#### [What the task asks]
Retype the entries below exactly, dropping the images.

#### [The records]

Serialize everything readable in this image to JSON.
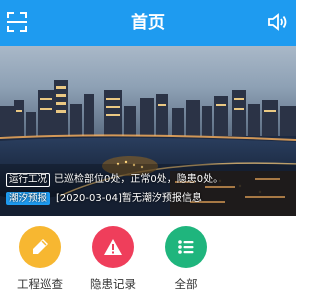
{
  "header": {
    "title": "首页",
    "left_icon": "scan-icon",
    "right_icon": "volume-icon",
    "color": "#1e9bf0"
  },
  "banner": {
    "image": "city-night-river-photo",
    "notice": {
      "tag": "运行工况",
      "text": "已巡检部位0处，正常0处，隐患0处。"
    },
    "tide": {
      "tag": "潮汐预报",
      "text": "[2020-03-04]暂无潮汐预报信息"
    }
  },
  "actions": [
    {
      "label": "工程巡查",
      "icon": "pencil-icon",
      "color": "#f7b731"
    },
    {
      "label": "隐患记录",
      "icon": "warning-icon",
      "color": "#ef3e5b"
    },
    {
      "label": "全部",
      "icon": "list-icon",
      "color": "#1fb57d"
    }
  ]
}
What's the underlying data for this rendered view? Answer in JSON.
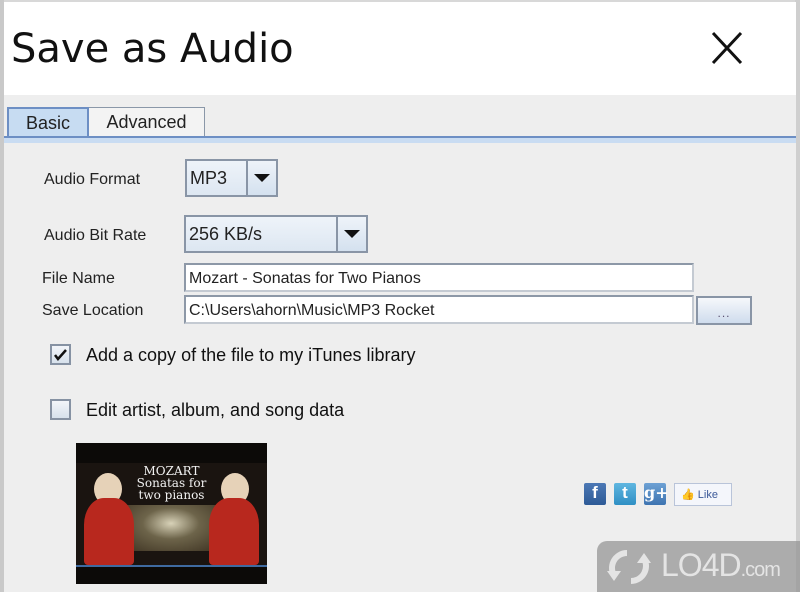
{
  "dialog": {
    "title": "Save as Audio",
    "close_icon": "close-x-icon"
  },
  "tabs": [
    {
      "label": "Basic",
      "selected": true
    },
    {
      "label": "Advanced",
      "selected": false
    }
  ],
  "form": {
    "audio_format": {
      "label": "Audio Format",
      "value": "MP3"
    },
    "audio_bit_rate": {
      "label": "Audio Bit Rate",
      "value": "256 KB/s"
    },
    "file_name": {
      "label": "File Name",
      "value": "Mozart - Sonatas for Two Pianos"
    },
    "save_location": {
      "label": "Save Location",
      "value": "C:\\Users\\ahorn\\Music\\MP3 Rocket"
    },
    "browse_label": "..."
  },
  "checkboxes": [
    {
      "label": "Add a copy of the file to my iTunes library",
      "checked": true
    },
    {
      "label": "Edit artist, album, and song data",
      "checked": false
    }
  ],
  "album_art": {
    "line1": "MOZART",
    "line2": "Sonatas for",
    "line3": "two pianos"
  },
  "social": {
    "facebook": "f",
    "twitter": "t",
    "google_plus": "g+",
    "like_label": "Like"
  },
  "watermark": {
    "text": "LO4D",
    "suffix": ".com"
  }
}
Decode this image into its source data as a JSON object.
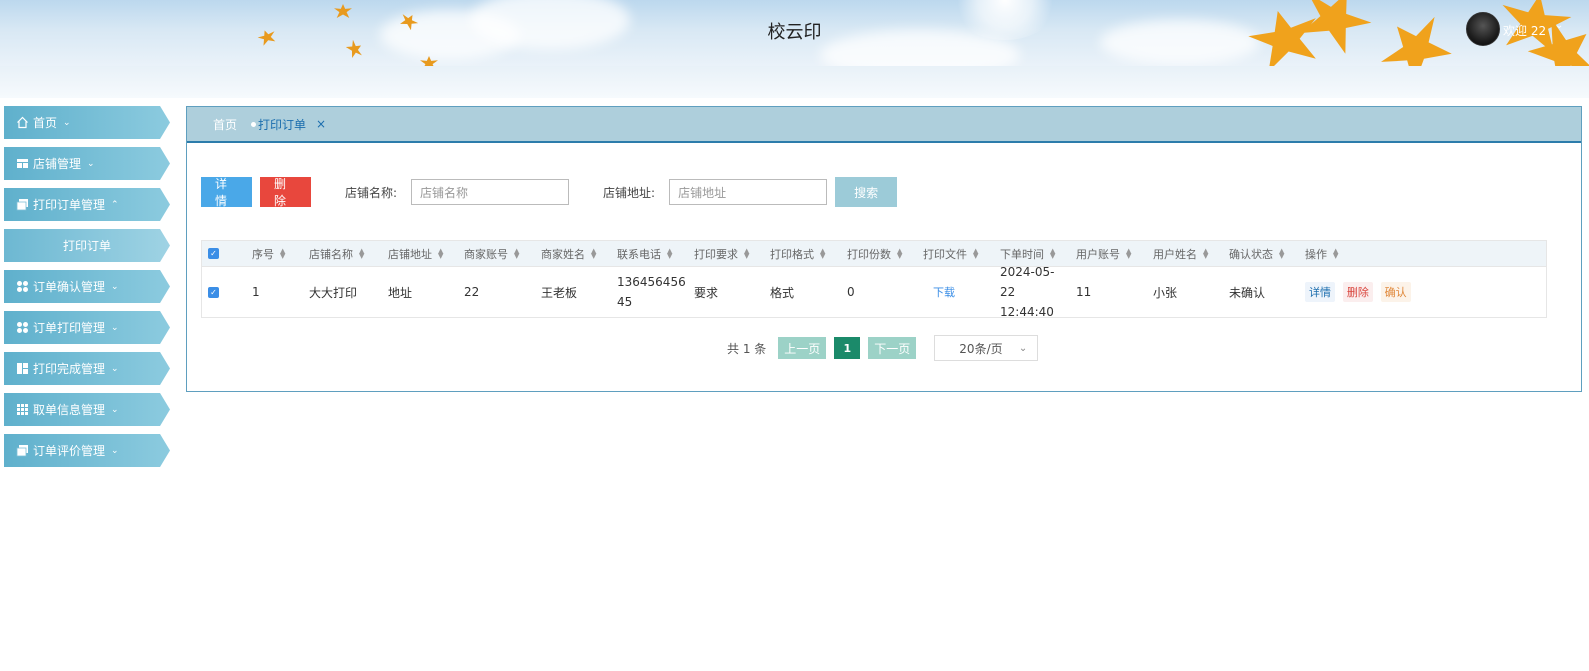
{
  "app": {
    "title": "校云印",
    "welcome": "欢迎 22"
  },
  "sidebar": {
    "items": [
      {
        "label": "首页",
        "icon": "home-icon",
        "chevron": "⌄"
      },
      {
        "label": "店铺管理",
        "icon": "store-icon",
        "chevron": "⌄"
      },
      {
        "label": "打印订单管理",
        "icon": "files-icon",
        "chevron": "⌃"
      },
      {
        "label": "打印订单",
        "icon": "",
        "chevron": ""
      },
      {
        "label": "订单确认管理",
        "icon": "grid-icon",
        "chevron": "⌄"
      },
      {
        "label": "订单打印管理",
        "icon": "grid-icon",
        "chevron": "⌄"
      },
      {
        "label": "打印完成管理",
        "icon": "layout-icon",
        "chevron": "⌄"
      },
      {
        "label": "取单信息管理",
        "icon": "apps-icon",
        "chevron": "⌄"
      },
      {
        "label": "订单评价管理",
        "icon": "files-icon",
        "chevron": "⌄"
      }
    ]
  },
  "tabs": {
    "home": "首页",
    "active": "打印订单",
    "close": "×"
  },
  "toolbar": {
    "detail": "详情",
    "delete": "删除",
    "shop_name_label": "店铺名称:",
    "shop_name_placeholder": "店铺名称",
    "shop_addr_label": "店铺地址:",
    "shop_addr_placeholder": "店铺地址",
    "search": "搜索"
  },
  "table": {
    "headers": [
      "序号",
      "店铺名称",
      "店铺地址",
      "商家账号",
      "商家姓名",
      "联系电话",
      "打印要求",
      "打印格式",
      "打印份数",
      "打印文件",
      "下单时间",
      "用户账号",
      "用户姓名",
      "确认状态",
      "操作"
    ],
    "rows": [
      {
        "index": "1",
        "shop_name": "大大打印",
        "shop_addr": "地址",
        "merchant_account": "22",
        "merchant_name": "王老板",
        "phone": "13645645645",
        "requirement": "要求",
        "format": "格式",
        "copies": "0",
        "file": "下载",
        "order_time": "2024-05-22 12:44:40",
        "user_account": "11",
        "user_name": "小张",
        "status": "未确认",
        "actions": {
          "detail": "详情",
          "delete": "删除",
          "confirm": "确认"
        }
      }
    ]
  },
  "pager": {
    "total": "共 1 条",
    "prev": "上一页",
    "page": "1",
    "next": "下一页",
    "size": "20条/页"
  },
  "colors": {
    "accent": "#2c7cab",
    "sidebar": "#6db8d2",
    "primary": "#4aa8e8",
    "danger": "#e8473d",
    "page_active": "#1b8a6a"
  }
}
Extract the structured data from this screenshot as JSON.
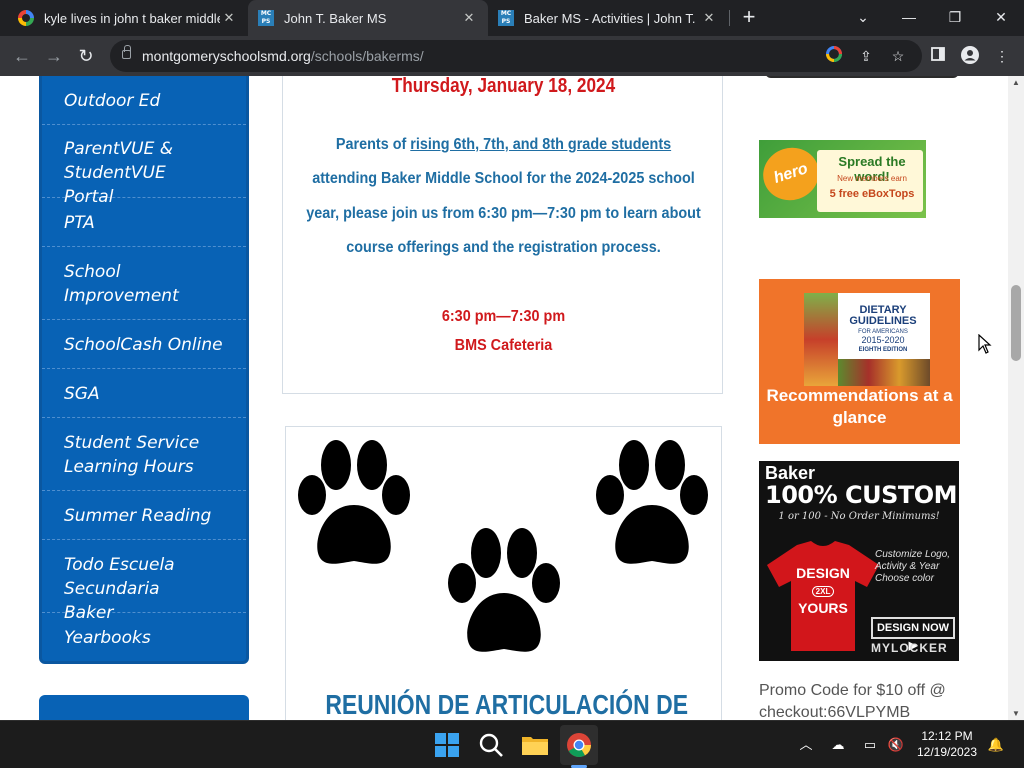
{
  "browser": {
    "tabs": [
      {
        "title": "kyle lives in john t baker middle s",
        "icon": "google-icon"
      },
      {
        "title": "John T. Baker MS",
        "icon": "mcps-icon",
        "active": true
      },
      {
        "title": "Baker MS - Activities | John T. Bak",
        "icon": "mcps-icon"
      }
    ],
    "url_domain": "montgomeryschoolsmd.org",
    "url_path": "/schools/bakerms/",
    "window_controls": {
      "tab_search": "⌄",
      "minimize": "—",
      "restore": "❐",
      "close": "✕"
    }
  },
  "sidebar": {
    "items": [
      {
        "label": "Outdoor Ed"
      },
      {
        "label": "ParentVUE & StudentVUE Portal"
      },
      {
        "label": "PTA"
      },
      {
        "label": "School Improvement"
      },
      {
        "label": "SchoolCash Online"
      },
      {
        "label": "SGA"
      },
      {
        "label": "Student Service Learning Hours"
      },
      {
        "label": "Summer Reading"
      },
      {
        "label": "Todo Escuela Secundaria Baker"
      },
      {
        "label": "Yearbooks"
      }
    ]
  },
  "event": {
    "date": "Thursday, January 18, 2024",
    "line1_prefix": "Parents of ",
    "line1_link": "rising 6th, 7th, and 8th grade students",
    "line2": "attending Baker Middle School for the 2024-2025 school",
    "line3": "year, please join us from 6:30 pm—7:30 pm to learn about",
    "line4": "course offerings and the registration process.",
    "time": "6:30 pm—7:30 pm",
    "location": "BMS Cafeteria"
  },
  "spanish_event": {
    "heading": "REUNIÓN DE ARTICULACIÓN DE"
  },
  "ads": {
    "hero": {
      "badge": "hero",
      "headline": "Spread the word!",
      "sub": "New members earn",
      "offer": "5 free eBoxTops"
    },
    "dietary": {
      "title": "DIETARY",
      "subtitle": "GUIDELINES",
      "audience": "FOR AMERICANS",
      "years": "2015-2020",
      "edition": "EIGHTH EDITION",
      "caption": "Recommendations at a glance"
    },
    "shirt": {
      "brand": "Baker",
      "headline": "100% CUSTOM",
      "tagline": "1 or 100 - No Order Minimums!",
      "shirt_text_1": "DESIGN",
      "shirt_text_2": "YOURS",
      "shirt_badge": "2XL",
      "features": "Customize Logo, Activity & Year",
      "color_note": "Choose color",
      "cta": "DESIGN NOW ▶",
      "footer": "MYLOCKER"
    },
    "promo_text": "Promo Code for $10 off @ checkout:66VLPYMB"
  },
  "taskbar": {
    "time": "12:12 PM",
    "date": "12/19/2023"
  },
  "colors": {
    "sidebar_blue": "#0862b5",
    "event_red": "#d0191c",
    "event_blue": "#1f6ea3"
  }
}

#### [Completed exercise]
Serialize everything readable in this image to JSON.
{
  "header": {
    "title": "首页",
    "left_icon": "scan-icon",
    "right_icon": "volume-icon",
    "color": "#1e9bf0"
  },
  "banner": {
    "image": "city-night-river-photo",
    "notice": {
      "tag": "运行工况",
      "text": "已巡检部位0处，正常0处，隐患0处。"
    },
    "tide": {
      "tag": "潮汐预报",
      "text": "[2020-03-04]暂无潮汐预报信息"
    }
  },
  "actions": [
    {
      "label": "工程巡查",
      "icon": "pencil-icon",
      "color": "#f7b731"
    },
    {
      "label": "隐患记录",
      "icon": "warning-icon",
      "color": "#ef3e5b"
    },
    {
      "label": "全部",
      "icon": "list-icon",
      "color": "#1fb57d"
    }
  ]
}
What's the underlying data for this rendered view? Answer in JSON.
{
  "dialog": {
    "title": "Save as Audio",
    "close_icon": "close-x-icon"
  },
  "tabs": [
    {
      "label": "Basic",
      "selected": true
    },
    {
      "label": "Advanced",
      "selected": false
    }
  ],
  "form": {
    "audio_format": {
      "label": "Audio Format",
      "value": "MP3"
    },
    "audio_bit_rate": {
      "label": "Audio Bit Rate",
      "value": "256 KB/s"
    },
    "file_name": {
      "label": "File Name",
      "value": "Mozart - Sonatas for Two Pianos"
    },
    "save_location": {
      "label": "Save Location",
      "value": "C:\\Users\\ahorn\\Music\\MP3 Rocket"
    },
    "browse_label": "..."
  },
  "checkboxes": [
    {
      "label": "Add a copy of the file to my iTunes library",
      "checked": true
    },
    {
      "label": "Edit artist, album, and song data",
      "checked": false
    }
  ],
  "album_art": {
    "line1": "MOZART",
    "line2": "Sonatas for",
    "line3": "two pianos"
  },
  "social": {
    "facebook": "f",
    "twitter": "t",
    "google_plus": "g+",
    "like_label": "Like"
  },
  "watermark": {
    "text": "LO4D",
    "suffix": ".com"
  }
}
Decode this image into its source data as a JSON object.
{
  "app": {
    "title": "校云印",
    "welcome": "欢迎 22"
  },
  "sidebar": {
    "items": [
      {
        "label": "首页",
        "icon": "home-icon",
        "chevron": "⌄"
      },
      {
        "label": "店铺管理",
        "icon": "store-icon",
        "chevron": "⌄"
      },
      {
        "label": "打印订单管理",
        "icon": "files-icon",
        "chevron": "⌃"
      },
      {
        "label": "打印订单",
        "icon": "",
        "chevron": ""
      },
      {
        "label": "订单确认管理",
        "icon": "grid-icon",
        "chevron": "⌄"
      },
      {
        "label": "订单打印管理",
        "icon": "grid-icon",
        "chevron": "⌄"
      },
      {
        "label": "打印完成管理",
        "icon": "layout-icon",
        "chevron": "⌄"
      },
      {
        "label": "取单信息管理",
        "icon": "apps-icon",
        "chevron": "⌄"
      },
      {
        "label": "订单评价管理",
        "icon": "files-icon",
        "chevron": "⌄"
      }
    ]
  },
  "tabs": {
    "home": "首页",
    "active": "打印订单",
    "close": "×"
  },
  "toolbar": {
    "detail": "详情",
    "delete": "删除",
    "shop_name_label": "店铺名称:",
    "shop_name_placeholder": "店铺名称",
    "shop_addr_label": "店铺地址:",
    "shop_addr_placeholder": "店铺地址",
    "search": "搜索"
  },
  "table": {
    "headers": [
      "序号",
      "店铺名称",
      "店铺地址",
      "商家账号",
      "商家姓名",
      "联系电话",
      "打印要求",
      "打印格式",
      "打印份数",
      "打印文件",
      "下单时间",
      "用户账号",
      "用户姓名",
      "确认状态",
      "操作"
    ],
    "rows": [
      {
        "index": "1",
        "shop_name": "大大打印",
        "shop_addr": "地址",
        "merchant_account": "22",
        "merchant_name": "王老板",
        "phone": "13645645645",
        "requirement": "要求",
        "format": "格式",
        "copies": "0",
        "file": "下载",
        "order_time": "2024-05-22 12:44:40",
        "user_account": "11",
        "user_name": "小张",
        "status": "未确认",
        "actions": {
          "detail": "详情",
          "delete": "删除",
          "confirm": "确认"
        }
      }
    ]
  },
  "pager": {
    "total": "共 1 条",
    "prev": "上一页",
    "page": "1",
    "next": "下一页",
    "size": "20条/页"
  },
  "colors": {
    "accent": "#2c7cab",
    "sidebar": "#6db8d2",
    "primary": "#4aa8e8",
    "danger": "#e8473d",
    "page_active": "#1b8a6a"
  }
}
Extract the structured data from this screenshot as JSON.
{
  "browser": {
    "tabs": [
      {
        "title": "kyle lives in john t baker middle s",
        "icon": "google-icon"
      },
      {
        "title": "John T. Baker MS",
        "icon": "mcps-icon",
        "active": true
      },
      {
        "title": "Baker MS - Activities | John T. Bak",
        "icon": "mcps-icon"
      }
    ],
    "url_domain": "montgomeryschoolsmd.org",
    "url_path": "/schools/bakerms/",
    "window_controls": {
      "tab_search": "⌄",
      "minimize": "—",
      "restore": "❐",
      "close": "✕"
    }
  },
  "sidebar": {
    "items": [
      {
        "label": "Outdoor Ed"
      },
      {
        "label": "ParentVUE & StudentVUE Portal"
      },
      {
        "label": "PTA"
      },
      {
        "label": "School Improvement"
      },
      {
        "label": "SchoolCash Online"
      },
      {
        "label": "SGA"
      },
      {
        "label": "Student Service Learning Hours"
      },
      {
        "label": "Summer Reading"
      },
      {
        "label": "Todo Escuela Secundaria Baker"
      },
      {
        "label": "Yearbooks"
      }
    ]
  },
  "event": {
    "date": "Thursday, January 18, 2024",
    "line1_prefix": "Parents of ",
    "line1_link": "rising 6th, 7th, and 8th grade students",
    "line2": "attending Baker Middle School for the 2024-2025 school",
    "line3": "year, please join us from 6:30 pm—7:30 pm to learn about",
    "line4": "course offerings and the registration process.",
    "time": "6:30 pm—7:30 pm",
    "location": "BMS Cafeteria"
  },
  "spanish_event": {
    "heading": "REUNIÓN DE ARTICULACIÓN DE"
  },
  "ads": {
    "hero": {
      "badge": "hero",
      "headline": "Spread the word!",
      "sub": "New members earn",
      "offer": "5 free eBoxTops"
    },
    "dietary": {
      "title": "DIETARY",
      "subtitle": "GUIDELINES",
      "audience": "FOR AMERICANS",
      "years": "2015-2020",
      "edition": "EIGHTH EDITION",
      "caption": "Recommendations at a glance"
    },
    "shirt": {
      "brand": "Baker",
      "headline": "100% CUSTOM",
      "tagline": "1 or 100 - No Order Minimums!",
      "shirt_text_1": "DESIGN",
      "shirt_text_2": "YOURS",
      "shirt_badge": "2XL",
      "features": "Customize Logo, Activity & Year",
      "color_note": "Choose color",
      "cta": "DESIGN NOW ▶",
      "footer": "MYLOCKER"
    },
    "promo_text": "Promo Code for $10 off @ checkout:66VLPYMB"
  },
  "taskbar": {
    "time": "12:12 PM",
    "date": "12/19/2023"
  },
  "colors": {
    "sidebar_blue": "#0862b5",
    "event_red": "#d0191c",
    "event_blue": "#1f6ea3"
  }
}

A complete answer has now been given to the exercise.